The injured, including one who was in critical condition, were being treating in hospital, police said.
Following the lift of a lockdown in the wake of a school shooting, Seattle Pacific University students hug on the campus of Seattle Pacific University in Seattle (AP Photo)
"Police have one suspect in custody, an adult male who was subdued after being pepper-sprayed by a student security guard," the police statement added.
The gunman was identified as Aaron Ybarra, 26, and he was not a student at the university, the Seattle Post Intelligencer newspaper reported.
He was to make an initial court appearance on Friday on suspicion of murder, it said.
Blood on the floor
Blake Oliveira, a student, said he was in class when the shooting rang out and first thought it came from a physics experiment. But then he heard screams, the Seattle paper reported.
The 21-year-old grabbed a metal pipe, as he and fellow students were locked in a physics lab.
Oliveira said he heard someone telling others to be calm, and then heard running.
Minutes later, he said, two police officers entered the lab and escorted everyone out.
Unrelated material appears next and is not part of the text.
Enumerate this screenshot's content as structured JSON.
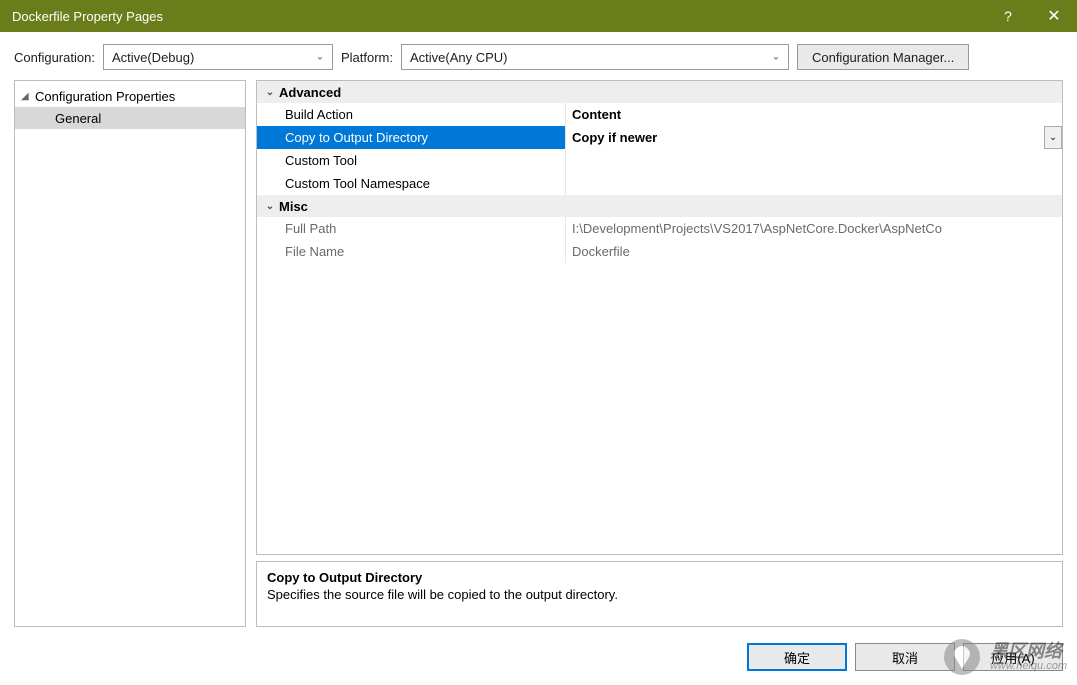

"I took off my sandals put them into my backpack in case I had to run," Oliveira said. "This is all going down. I saw a cop with a shotgun and I thought, 'Okay, this is kind of real right now.' And then I saw blood on the floor," the newspaper quoted him as saying.
Police spokesman Chris Fowler described how the young male gunman was taken into custody after opening fire in the lobby of a building on the campus.
Seattle Police officers walk past a home believed to be tied to Aaron R. Ybarra, who was arrested on June 5, 2014 following a shooting at Seattle Pacific University in Seattle. (AP Photo)
He began to reload when a student who was monitoring the building "confronted the shooter (and) was able to subdue the individual," Fowler told reporters.
"Once on the ground, other students jumped on top of them and they were able to pin the shooter to the ground until police arrived."
Less than two weeks ago, a reportedly mentally unstable 22-year-old man killed six people before turning the gun on himself at a college campus in Santa Barbara, California.
School shootings have become a tragic periodic occurrence in the United States in recent years.
They include the December 2012 massacre in Newtown, Connecticut that left 20 small children dead, and the Virginia Tech shooting in April 2007 in which 33 died, including the gunman.